→ YOUR ASSIGNMENT
Every entry must be copied word for word.

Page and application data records
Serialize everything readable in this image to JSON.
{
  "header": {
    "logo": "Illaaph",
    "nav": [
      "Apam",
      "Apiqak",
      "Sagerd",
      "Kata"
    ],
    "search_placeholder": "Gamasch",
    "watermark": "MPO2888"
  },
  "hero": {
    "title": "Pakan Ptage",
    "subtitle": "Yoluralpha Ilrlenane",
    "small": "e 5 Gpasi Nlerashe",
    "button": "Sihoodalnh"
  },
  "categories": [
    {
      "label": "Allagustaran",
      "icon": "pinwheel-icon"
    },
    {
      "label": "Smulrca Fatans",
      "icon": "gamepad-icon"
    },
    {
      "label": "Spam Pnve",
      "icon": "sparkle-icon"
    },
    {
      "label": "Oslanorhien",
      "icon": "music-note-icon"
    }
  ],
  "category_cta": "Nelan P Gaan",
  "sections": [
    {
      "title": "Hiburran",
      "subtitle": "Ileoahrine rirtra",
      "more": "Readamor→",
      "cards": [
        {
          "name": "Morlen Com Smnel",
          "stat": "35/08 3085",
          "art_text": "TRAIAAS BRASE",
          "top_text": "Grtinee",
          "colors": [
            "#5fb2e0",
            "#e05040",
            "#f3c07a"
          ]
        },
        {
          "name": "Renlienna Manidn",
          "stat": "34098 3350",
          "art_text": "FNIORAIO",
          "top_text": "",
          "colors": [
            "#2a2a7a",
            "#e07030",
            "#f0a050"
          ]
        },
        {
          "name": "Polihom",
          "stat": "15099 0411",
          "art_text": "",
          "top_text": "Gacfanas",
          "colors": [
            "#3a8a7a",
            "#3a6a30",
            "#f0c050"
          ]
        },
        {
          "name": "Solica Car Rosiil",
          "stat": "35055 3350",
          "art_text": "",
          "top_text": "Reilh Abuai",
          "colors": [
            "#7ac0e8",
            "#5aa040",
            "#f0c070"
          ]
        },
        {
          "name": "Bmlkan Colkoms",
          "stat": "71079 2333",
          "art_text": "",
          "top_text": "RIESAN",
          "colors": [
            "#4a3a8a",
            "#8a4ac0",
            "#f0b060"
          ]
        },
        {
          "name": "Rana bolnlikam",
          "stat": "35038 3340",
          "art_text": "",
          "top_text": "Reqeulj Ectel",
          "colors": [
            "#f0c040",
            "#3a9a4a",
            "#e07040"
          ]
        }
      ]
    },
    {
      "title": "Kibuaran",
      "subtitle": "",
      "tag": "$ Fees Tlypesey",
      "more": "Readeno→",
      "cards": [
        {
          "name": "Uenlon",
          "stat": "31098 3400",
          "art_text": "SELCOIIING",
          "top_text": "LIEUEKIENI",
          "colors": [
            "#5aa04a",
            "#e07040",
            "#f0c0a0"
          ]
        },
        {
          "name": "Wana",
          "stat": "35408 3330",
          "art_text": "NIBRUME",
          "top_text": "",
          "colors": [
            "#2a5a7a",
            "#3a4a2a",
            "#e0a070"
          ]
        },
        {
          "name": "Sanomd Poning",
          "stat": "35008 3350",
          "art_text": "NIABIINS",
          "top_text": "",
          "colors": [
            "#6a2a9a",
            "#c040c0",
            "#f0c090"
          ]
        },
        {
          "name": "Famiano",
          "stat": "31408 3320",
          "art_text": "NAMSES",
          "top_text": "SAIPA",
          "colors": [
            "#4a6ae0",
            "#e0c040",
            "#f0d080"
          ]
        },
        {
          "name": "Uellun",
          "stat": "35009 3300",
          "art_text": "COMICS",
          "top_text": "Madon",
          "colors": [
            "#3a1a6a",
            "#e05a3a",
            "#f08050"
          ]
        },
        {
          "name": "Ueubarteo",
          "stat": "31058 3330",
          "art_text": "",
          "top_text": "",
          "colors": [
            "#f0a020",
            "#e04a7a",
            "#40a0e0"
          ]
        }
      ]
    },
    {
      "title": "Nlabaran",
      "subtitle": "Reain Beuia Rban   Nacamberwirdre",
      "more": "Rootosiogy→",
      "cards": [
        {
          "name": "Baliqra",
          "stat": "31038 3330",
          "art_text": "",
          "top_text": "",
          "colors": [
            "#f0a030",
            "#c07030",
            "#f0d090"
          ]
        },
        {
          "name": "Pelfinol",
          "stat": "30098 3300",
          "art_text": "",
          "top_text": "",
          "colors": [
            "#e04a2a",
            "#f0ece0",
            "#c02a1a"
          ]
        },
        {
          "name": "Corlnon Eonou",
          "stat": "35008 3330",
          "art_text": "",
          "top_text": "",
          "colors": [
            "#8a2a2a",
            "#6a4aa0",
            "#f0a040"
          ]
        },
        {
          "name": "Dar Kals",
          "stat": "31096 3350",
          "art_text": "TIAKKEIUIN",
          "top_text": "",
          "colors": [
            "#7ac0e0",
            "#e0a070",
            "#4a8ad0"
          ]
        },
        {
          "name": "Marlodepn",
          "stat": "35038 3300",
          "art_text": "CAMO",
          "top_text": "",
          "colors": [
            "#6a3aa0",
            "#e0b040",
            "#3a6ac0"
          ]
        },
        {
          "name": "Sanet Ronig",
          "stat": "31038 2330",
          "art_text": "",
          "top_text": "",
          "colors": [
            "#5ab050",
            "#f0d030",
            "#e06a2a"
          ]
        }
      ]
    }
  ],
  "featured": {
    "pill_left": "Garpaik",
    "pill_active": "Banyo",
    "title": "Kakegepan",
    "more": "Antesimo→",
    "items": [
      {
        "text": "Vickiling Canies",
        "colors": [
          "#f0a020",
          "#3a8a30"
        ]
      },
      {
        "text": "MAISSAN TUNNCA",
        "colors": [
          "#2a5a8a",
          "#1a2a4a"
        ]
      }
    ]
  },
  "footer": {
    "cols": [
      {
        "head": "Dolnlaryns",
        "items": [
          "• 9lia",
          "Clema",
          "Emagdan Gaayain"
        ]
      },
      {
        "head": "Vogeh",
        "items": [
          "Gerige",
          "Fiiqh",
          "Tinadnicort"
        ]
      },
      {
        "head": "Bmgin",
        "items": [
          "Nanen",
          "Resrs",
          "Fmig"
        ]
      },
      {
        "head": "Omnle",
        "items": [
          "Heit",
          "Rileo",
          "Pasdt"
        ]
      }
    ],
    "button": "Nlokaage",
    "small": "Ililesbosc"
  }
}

→ ANSWER SPACE
Serialize everything readable in this image to JSON.
{
  "header": {
    "logo": "Illaaph",
    "nav": [
      "Apam",
      "Apiqak",
      "Sagerd",
      "Kata"
    ],
    "search_placeholder": "Gamasch",
    "watermark": "MPO2888"
  },
  "hero": {
    "title": "Pakan Ptage",
    "subtitle": "Yoluralpha Ilrlenane",
    "small": "e 5 Gpasi Nlerashe",
    "button": "Sihoodalnh"
  },
  "categories": [
    {
      "label": "Allagustaran",
      "icon": "pinwheel-icon"
    },
    {
      "label": "Smulrca Fatans",
      "icon": "gamepad-icon"
    },
    {
      "label": "Spam Pnve",
      "icon": "sparkle-icon"
    },
    {
      "label": "Oslanorhien",
      "icon": "music-note-icon"
    }
  ],
  "category_cta": "Nelan P Gaan",
  "sections": [
    {
      "title": "Hiburran",
      "subtitle": "Ileoahrine rirtra",
      "more": "Readamor→",
      "cards": [
        {
          "name": "Morlen Com Smnel",
          "stat": "35/08 3085",
          "art_text": "TRAIAAS BRASE",
          "top_text": "Grtinee",
          "colors": [
            "#5fb2e0",
            "#e05040",
            "#f3c07a"
          ]
        },
        {
          "name": "Renlienna Manidn",
          "stat": "34098 3350",
          "art_text": "FNIORAIO",
          "top_text": "",
          "colors": [
            "#2a2a7a",
            "#e07030",
            "#f0a050"
          ]
        },
        {
          "name": "Polihom",
          "stat": "15099 0411",
          "art_text": "",
          "top_text": "Gacfanas",
          "colors": [
            "#3a8a7a",
            "#3a6a30",
            "#f0c050"
          ]
        },
        {
          "name": "Solica Car Rosiil",
          "stat": "35055 3350",
          "art_text": "",
          "top_text": "Reilh Abuai",
          "colors": [
            "#7ac0e8",
            "#5aa040",
            "#f0c070"
          ]
        },
        {
          "name": "Bmlkan Colkoms",
          "stat": "71079 2333",
          "art_text": "",
          "top_text": "RIESAN",
          "colors": [
            "#4a3a8a",
            "#8a4ac0",
            "#f0b060"
          ]
        },
        {
          "name": "Rana bolnlikam",
          "stat": "35038 3340",
          "art_text": "",
          "top_text": "Reqeulj Ectel",
          "colors": [
            "#f0c040",
            "#3a9a4a",
            "#e07040"
          ]
        }
      ]
    },
    {
      "title": "Kibuaran",
      "subtitle": "",
      "tag": "$ Fees Tlypesey",
      "more": "Readeno→",
      "cards": [
        {
          "name": "Uenlon",
          "stat": "31098 3400",
          "art_text": "SELCOIIING",
          "top_text": "LIEUEKIENI",
          "colors": [
            "#5aa04a",
            "#e07040",
            "#f0c0a0"
          ]
        },
        {
          "name": "Wana",
          "stat": "35408 3330",
          "art_text": "NIBRUME",
          "top_text": "",
          "colors": [
            "#2a5a7a",
            "#3a4a2a",
            "#e0a070"
          ]
        },
        {
          "name": "Sanomd Poning",
          "stat": "35008 3350",
          "art_text": "NIABIINS",
          "top_text": "",
          "colors": [
            "#6a2a9a",
            "#c040c0",
            "#f0c090"
          ]
        },
        {
          "name": "Famiano",
          "stat": "31408 3320",
          "art_text": "NAMSES",
          "top_text": "SAIPA",
          "colors": [
            "#4a6ae0",
            "#e0c040",
            "#f0d080"
          ]
        },
        {
          "name": "Uellun",
          "stat": "35009 3300",
          "art_text": "COMICS",
          "top_text": "Madon",
          "colors": [
            "#3a1a6a",
            "#e05a3a",
            "#f08050"
          ]
        },
        {
          "name": "Ueubarteo",
          "stat": "31058 3330",
          "art_text": "",
          "top_text": "",
          "colors": [
            "#f0a020",
            "#e04a7a",
            "#40a0e0"
          ]
        }
      ]
    },
    {
      "title": "Nlabaran",
      "subtitle": "Reain Beuia Rban   Nacamberwirdre",
      "more": "Rootosiogy→",
      "cards": [
        {
          "name": "Baliqra",
          "stat": "31038 3330",
          "art_text": "",
          "top_text": "",
          "colors": [
            "#f0a030",
            "#c07030",
            "#f0d090"
          ]
        },
        {
          "name": "Pelfinol",
          "stat": "30098 3300",
          "art_text": "",
          "top_text": "",
          "colors": [
            "#e04a2a",
            "#f0ece0",
            "#c02a1a"
          ]
        },
        {
          "name": "Corlnon Eonou",
          "stat": "35008 3330",
          "art_text": "",
          "top_text": "",
          "colors": [
            "#8a2a2a",
            "#6a4aa0",
            "#f0a040"
          ]
        },
        {
          "name": "Dar Kals",
          "stat": "31096 3350",
          "art_text": "TIAKKEIUIN",
          "top_text": "",
          "colors": [
            "#7ac0e0",
            "#e0a070",
            "#4a8ad0"
          ]
        },
        {
          "name": "Marlodepn",
          "stat": "35038 3300",
          "art_text": "CAMO",
          "top_text": "",
          "colors": [
            "#6a3aa0",
            "#e0b040",
            "#3a6ac0"
          ]
        },
        {
          "name": "Sanet Ronig",
          "stat": "31038 2330",
          "art_text": "",
          "top_text": "",
          "colors": [
            "#5ab050",
            "#f0d030",
            "#e06a2a"
          ]
        }
      ]
    }
  ],
  "featured": {
    "pill_left": "Garpaik",
    "pill_active": "Banyo",
    "title": "Kakegepan",
    "more": "Antesimo→",
    "items": [
      {
        "text": "Vickiling Canies",
        "colors": [
          "#f0a020",
          "#3a8a30"
        ]
      },
      {
        "text": "MAISSAN TUNNCA",
        "colors": [
          "#2a5a8a",
          "#1a2a4a"
        ]
      }
    ]
  },
  "footer": {
    "cols": [
      {
        "head": "Dolnlaryns",
        "items": [
          "• 9lia",
          "Clema",
          "Emagdan Gaayain"
        ]
      },
      {
        "head": "Vogeh",
        "items": [
          "Gerige",
          "Fiiqh",
          "Tinadnicort"
        ]
      },
      {
        "head": "Bmgin",
        "items": [
          "Nanen",
          "Resrs",
          "Fmig"
        ]
      },
      {
        "head": "Omnle",
        "items": [
          "Heit",
          "Rileo",
          "Pasdt"
        ]
      }
    ],
    "button": "Nlokaage",
    "small": "Ililesbosc"
  }
}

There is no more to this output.